The Consumer Financial Protection Bureau wanted feedback on its complaint database.
The Bureau got an earful from several banking and credit organizations, associationsnow.com reports.
In response to a plan by the CFPB to “normalize” the data provided to the public through the database, groups such as the Mortgage Bankers Association (MBA), the National Association of Federal Credit Unions (NAFCU), and the Consumer Bankers Association (CBA) continued to raise fundamental concerns but also offered feedback regarding how to improve it.
“While we strongly object to the public display of unsubstantiated complaint narratives in the database, MBA believes taking the several steps we recommend, including seeking further comment, could improve the database,” wrote Steve O’Connor, MBA’s senior vice president of public policy and industry relations, in a letter to the bureau earlier this week.
MBA claims that four-fifths of issues raised don’t require action beyond an explanation – and posting such complaints could mislead consumers.
The groups say the complaints in the database are often out of context and do not offer the full picture.
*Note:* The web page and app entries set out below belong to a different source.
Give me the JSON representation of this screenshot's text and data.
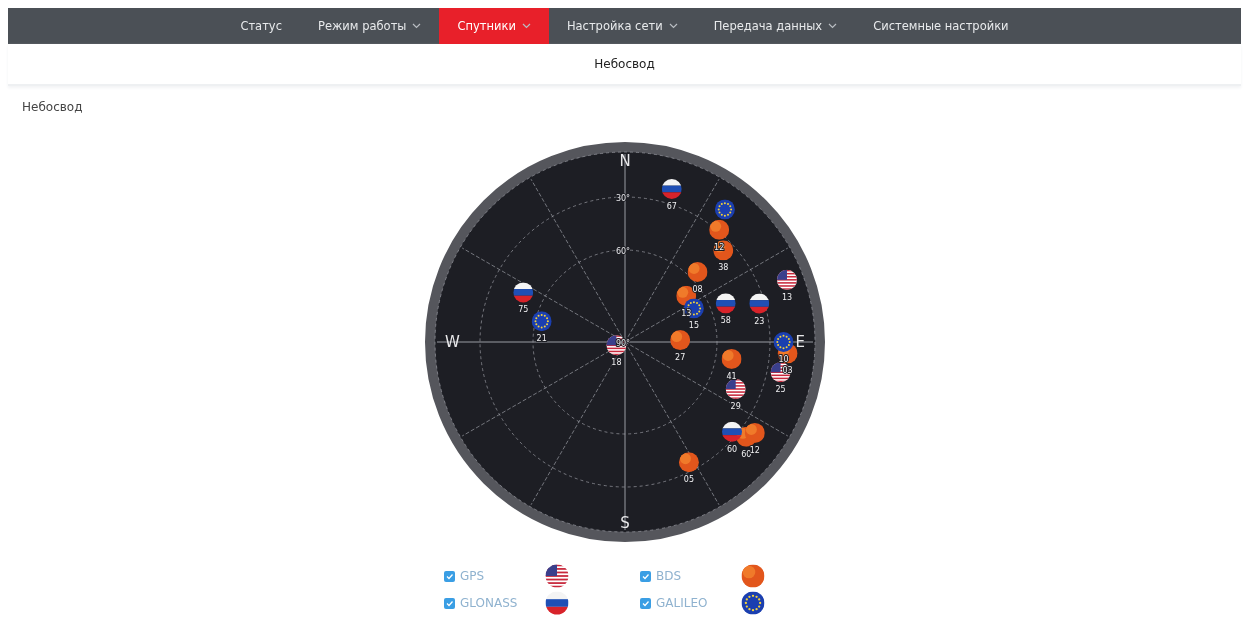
{
  "nav": {
    "items": [
      {
        "label": "Статус",
        "dropdown": false,
        "selected": false
      },
      {
        "label": "Режим работы",
        "dropdown": true,
        "selected": false
      },
      {
        "label": "Спутники",
        "dropdown": true,
        "selected": true
      },
      {
        "label": "Настройка сети",
        "dropdown": true,
        "selected": false
      },
      {
        "label": "Передача данных",
        "dropdown": true,
        "selected": false
      },
      {
        "label": "Системные настройки",
        "dropdown": false,
        "selected": false
      }
    ]
  },
  "subnav": {
    "items": [
      {
        "label": "Небосвод",
        "selected": true
      }
    ]
  },
  "section": {
    "title": "Небосвод"
  },
  "skyplot": {
    "directions": [
      "N",
      "E",
      "S",
      "W"
    ],
    "rings": [
      "30°",
      "60°",
      "90°"
    ],
    "satellites": [
      {
        "kind": "gps",
        "label": "13"
      },
      {
        "kind": "gps",
        "label": "25"
      },
      {
        "kind": "gps",
        "label": "29"
      },
      {
        "kind": "gps",
        "label": "18"
      },
      {
        "kind": "bds",
        "label": "12"
      },
      {
        "kind": "bds",
        "label": "38"
      },
      {
        "kind": "bds",
        "label": "08"
      },
      {
        "kind": "bds",
        "label": "13"
      },
      {
        "kind": "bds",
        "label": "03"
      },
      {
        "kind": "bds",
        "label": "27"
      },
      {
        "kind": "bds",
        "label": "41"
      },
      {
        "kind": "bds",
        "label": "60"
      },
      {
        "kind": "bds",
        "label": "12"
      },
      {
        "kind": "bds",
        "label": "05"
      },
      {
        "kind": "glonass",
        "label": "67"
      },
      {
        "kind": "glonass",
        "label": "58"
      },
      {
        "kind": "glonass",
        "label": "23"
      },
      {
        "kind": "glonass",
        "label": "75"
      },
      {
        "kind": "glonass",
        "label": "60"
      },
      {
        "kind": "galileo"
      },
      {
        "kind": "galileo",
        "label": "15"
      },
      {
        "kind": "galileo",
        "label": "10"
      },
      {
        "kind": "galileo",
        "label": "21"
      }
    ]
  },
  "legend": [
    {
      "name": "GPS",
      "kind": "gps",
      "checked": true
    },
    {
      "name": "BDS",
      "kind": "bds",
      "checked": true
    },
    {
      "name": "GLONASS",
      "kind": "glonass",
      "checked": true
    },
    {
      "name": "GALILEO",
      "kind": "galileo",
      "checked": true
    }
  ]
}
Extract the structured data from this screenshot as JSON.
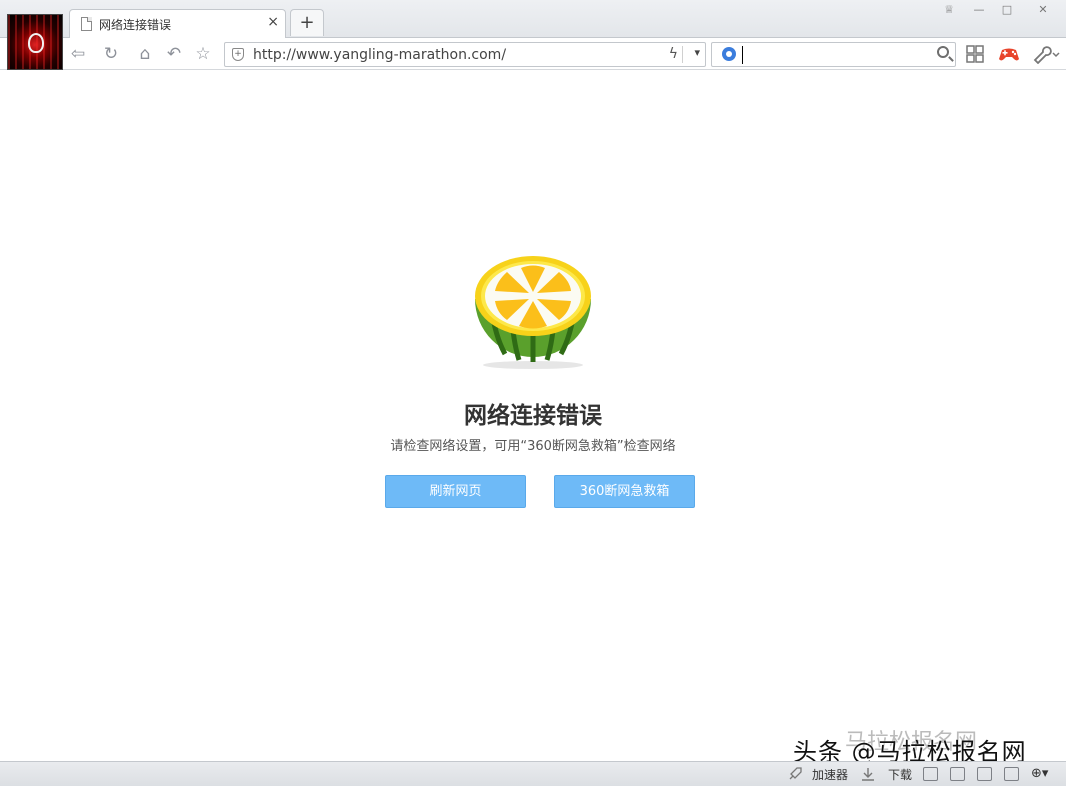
{
  "window": {
    "controls": {
      "skin": "♕",
      "minimize": "—",
      "maximize": "□",
      "close": "✕"
    }
  },
  "tab": {
    "title": "网络连接错误",
    "close": "×",
    "new_tab": "+"
  },
  "toolbar": {
    "back": "⇦",
    "refresh": "↻",
    "home": "⌂",
    "undo": "↶",
    "favorite": "☆",
    "url": "http://www.yangling-marathon.com/",
    "bolt": "ϟ",
    "dropdown": "▾",
    "search_value": ""
  },
  "error_page": {
    "title": "网络连接错误",
    "description": "请检查网络设置，可用“360断网急救箱”检查网络",
    "refresh_button": "刷新网页",
    "firstaid_button": "360断网急救箱"
  },
  "watermark": {
    "text": "头条 @马拉松报名网",
    "ghost": "马拉松报名网"
  },
  "statusbar": {
    "accelerator": "加速器",
    "download": "下载",
    "zoom": "⊕▾"
  },
  "colors": {
    "button": "#6ebaf7",
    "accent": "#3b7ddd",
    "game_icon": "#e8452c"
  }
}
Unlike a consumer-feedback service like Yelp, which includes both good and bad comments on a company’s service, the database publishes only negative comments. A more complete story would be more beneficial to consumers, the groups say.
“While industry has long advocated for normalization, we continue to be concerned consumers are being misinformed by unverified data; stress the importance of cautiously assessing how to properly normalize data; and urge the bureau to adopt informed disclosures to promote transparency in the marketplace,” the CBA wrote in the letter.